Published 8:47 am Wednesday, January 19, 2011
By CHRISTINE BOATWRIGHT / Staff Writer
MONTEVALLO – The weather was crisp and clear at Montevallo’s George Dailey Park during Shelby County’s only Martin Luther King Jr. parade on Jan. 17.
Montevallo’s mayor, Ben McCrory, had the opportunity to ride in the parade and present a resolution to Johnny McClain, the grand marshal of the 7th annual Martin Luther King Jr. parade.
“Dr. King was heroic when he lived, and he’s still heroic after his death, which is even more meaningful in occasions like this,” McCrory said to the gathered crowd. “It has been a pleasure for me to not only support, but also to walk in every parade we’ve had since the very beginning.”

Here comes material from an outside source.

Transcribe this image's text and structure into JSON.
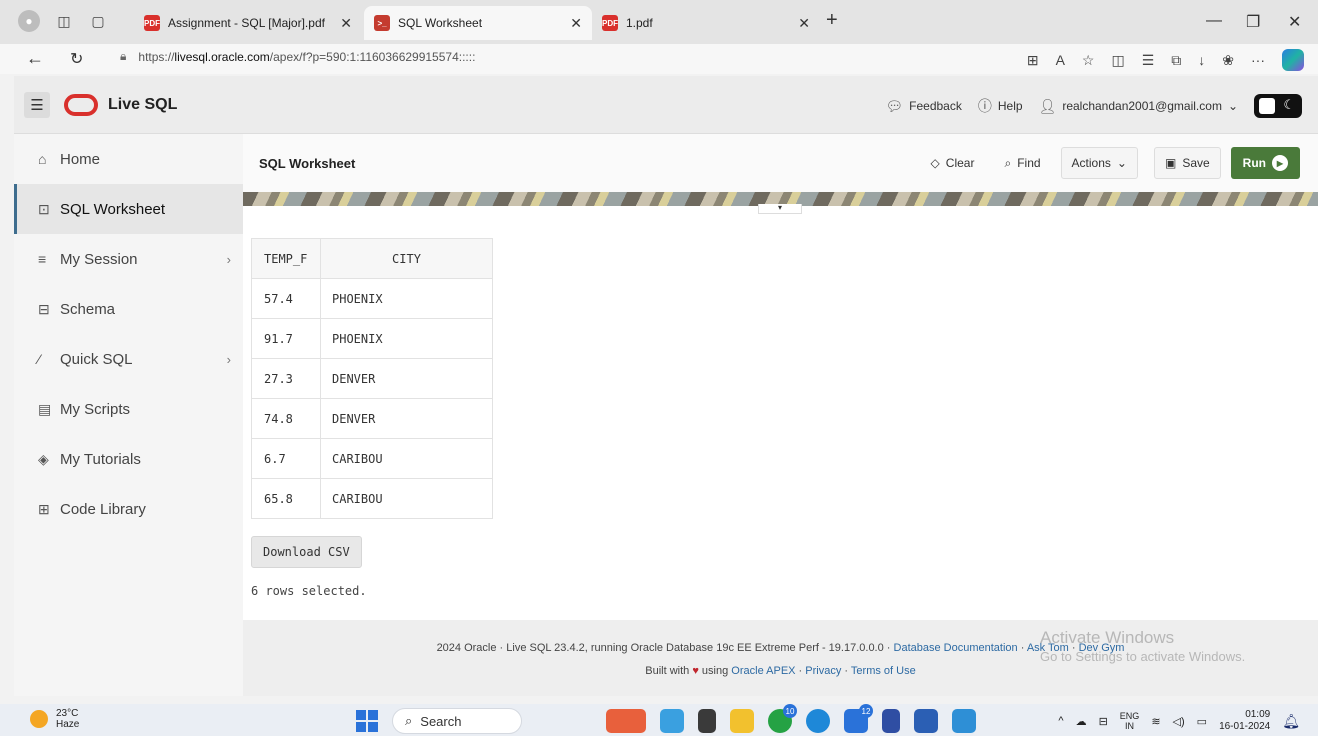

This event, and similar presentations, holds importance in the lives of everyone and every community, not simply the African-American community, McCrory said.
“Dr. King just got it started. I believe that he was heroic when he was here, and I think he’s even more heroic to people – white and black – now than he was when he was here,” McCrory said. “There’s probably a 30-percent increase over last year in the people who are here. It just grows every year.”
The program following the parade highlighted McClain’s contribution to the Montevallo community. During the time of integration, McClain was one of the first black men to transfer from Prentice High School (now Montevallo Middle School) to Shelby High School. He worked as a coach, bus driver and government economics instructor before returning to Montevallo Middle School as the school’s first black principal. He served the school for 24 years.
McClain’s granddaughter, actress China Anne McClain of Tyler Perry’s “House of Payne,” welcomed her grandfather before his speech.
“I came up here specifically for this event, because I’m so happy for my granddad being grand marshal,” China McClain said. “This day is really important to me. I hope you all are having a fun time; I know I am! We love you, Mr. Grand Marshal!”
“Mr. Grand Marshal” walked to the cross-shaped podium and began to deliver his speech to the enthusiastic crowd.
“Dr. King is personal to me. My greatest American hero. Not that I think less of the founding fathers, Washington, Jefferson, Lincoln, but I didn’t know them. History teachers knew about them,” McClain said. “With Dr. Martin Luther King, I knew him.”